There were no birthdays to celebrate in January (or February for that matter), and no one remembers the dinner’s origins, but without fail, on what always seemed to be the coldest Sunday—the one that frosted over your eyelashes—we bundled up and made the trek to what was then the west side of Omaha and now isn’t even the midpoint.
The menu never differed and only one thing was ever served: piping hot chop suey served over white rice. I clearly recall a large roaster filled to the brim with lean pork and a mix of Chinese vegetables—bean sprouts, bamboo shoots, water chestnuts—all swimming in a savory brown gravy whose consistency my great-grandma Mary Barney would agonize about getting just right.
Today, I am curious about how a Chinese dish made its way to middle America and into the hands of a South Omaha–raised daughter of a German immigrant to become our family’s tradition.

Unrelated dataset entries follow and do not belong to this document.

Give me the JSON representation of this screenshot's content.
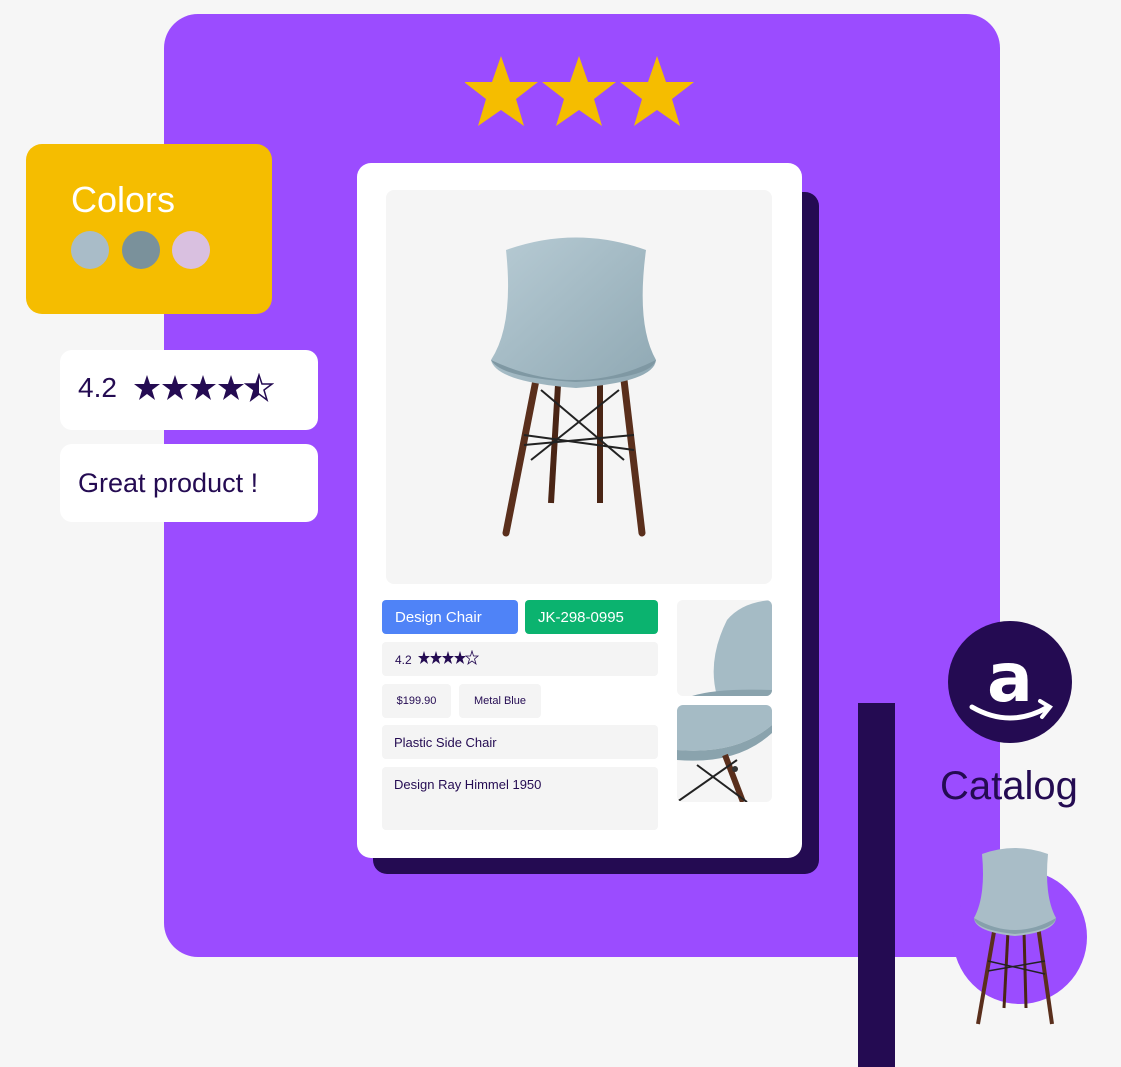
{
  "colors_card": {
    "title": "Colors",
    "swatches": [
      "#a9bcc8",
      "#7a919b",
      "#d9c0e0"
    ]
  },
  "rating": {
    "value": "4.2",
    "stars": 4.5
  },
  "review": {
    "text": "Great product !"
  },
  "top_stars": 3,
  "product": {
    "name": "Design Chair",
    "code": "JK-298-0995",
    "rating_value": "4.2",
    "price": "$199.90",
    "color": "Metal Blue",
    "type": "Plastic Side Chair",
    "description": "Design Ray Himmel 1950"
  },
  "catalog": {
    "label": "Catalog",
    "icon": "amazon-icon"
  },
  "palette": {
    "purple": "#9b4cff",
    "dark": "#240b52",
    "yellow": "#f5bd00",
    "blue": "#4f83f7",
    "green": "#0bb36f"
  }
}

I only wish I had asked Great-Grandma before she passed away when I was in college.
In the face of human differences and divisions, I am comforted to recognize the vital role of food and food traditions in all cultures across the globe to bring people together. Sharing a meal can be the catalyst to make new connections and deepen already existing ones. In this new year, whom might you invite to share a meal? In these pages I invite you to Edible’s table and hope you enjoy the feast.
Amy S. Brown
P.S. As part of the Edible Omaha family, you know Lucy and I are searching for new publishers with the skills and time to grow the magazine. If you or someone you know is interested, please e-mail me at firstname.lastname@example.org.